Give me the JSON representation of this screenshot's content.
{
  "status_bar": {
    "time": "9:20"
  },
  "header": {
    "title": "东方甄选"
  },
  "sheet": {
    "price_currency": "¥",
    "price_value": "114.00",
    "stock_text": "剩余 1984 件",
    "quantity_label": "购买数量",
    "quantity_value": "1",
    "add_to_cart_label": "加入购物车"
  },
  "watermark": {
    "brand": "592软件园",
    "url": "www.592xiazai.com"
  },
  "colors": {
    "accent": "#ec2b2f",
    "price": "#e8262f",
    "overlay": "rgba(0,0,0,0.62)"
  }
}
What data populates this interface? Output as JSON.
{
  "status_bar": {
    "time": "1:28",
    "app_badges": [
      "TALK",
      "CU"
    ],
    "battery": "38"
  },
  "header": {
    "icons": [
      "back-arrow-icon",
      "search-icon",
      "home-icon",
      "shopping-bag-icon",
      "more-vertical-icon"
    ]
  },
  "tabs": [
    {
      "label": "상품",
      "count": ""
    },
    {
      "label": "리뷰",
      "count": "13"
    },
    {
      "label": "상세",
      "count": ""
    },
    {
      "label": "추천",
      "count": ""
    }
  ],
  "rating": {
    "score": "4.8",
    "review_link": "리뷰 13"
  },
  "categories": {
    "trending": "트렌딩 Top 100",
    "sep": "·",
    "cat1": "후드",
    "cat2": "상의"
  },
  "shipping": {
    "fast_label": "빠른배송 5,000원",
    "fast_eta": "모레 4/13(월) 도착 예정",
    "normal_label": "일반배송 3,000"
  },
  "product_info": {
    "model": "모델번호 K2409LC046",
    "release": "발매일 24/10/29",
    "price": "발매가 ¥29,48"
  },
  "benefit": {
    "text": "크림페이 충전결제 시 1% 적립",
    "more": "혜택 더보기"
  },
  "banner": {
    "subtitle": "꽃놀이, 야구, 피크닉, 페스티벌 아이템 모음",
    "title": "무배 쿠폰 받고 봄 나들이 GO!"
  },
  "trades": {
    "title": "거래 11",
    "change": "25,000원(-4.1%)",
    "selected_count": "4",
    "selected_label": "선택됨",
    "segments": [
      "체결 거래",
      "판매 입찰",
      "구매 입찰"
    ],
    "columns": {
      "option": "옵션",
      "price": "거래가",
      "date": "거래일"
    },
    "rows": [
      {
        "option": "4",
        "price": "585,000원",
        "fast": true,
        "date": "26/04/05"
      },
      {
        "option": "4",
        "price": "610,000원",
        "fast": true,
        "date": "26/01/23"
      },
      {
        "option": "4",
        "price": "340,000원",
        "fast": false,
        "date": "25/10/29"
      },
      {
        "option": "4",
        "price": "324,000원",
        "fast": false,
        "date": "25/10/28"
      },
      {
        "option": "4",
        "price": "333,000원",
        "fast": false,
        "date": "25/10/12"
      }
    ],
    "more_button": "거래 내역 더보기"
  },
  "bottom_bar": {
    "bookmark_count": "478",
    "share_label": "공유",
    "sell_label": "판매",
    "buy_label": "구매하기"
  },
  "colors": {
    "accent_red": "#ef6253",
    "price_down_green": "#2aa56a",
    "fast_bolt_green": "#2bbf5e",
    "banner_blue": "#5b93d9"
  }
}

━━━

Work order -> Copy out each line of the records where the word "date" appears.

Response area ->
      "date": "거래일"
        "date": "26/04/05"
        "date": "26/01/23"
        "date": "25/10/29"
        "date": "25/10/28"
        "date": "25/10/12"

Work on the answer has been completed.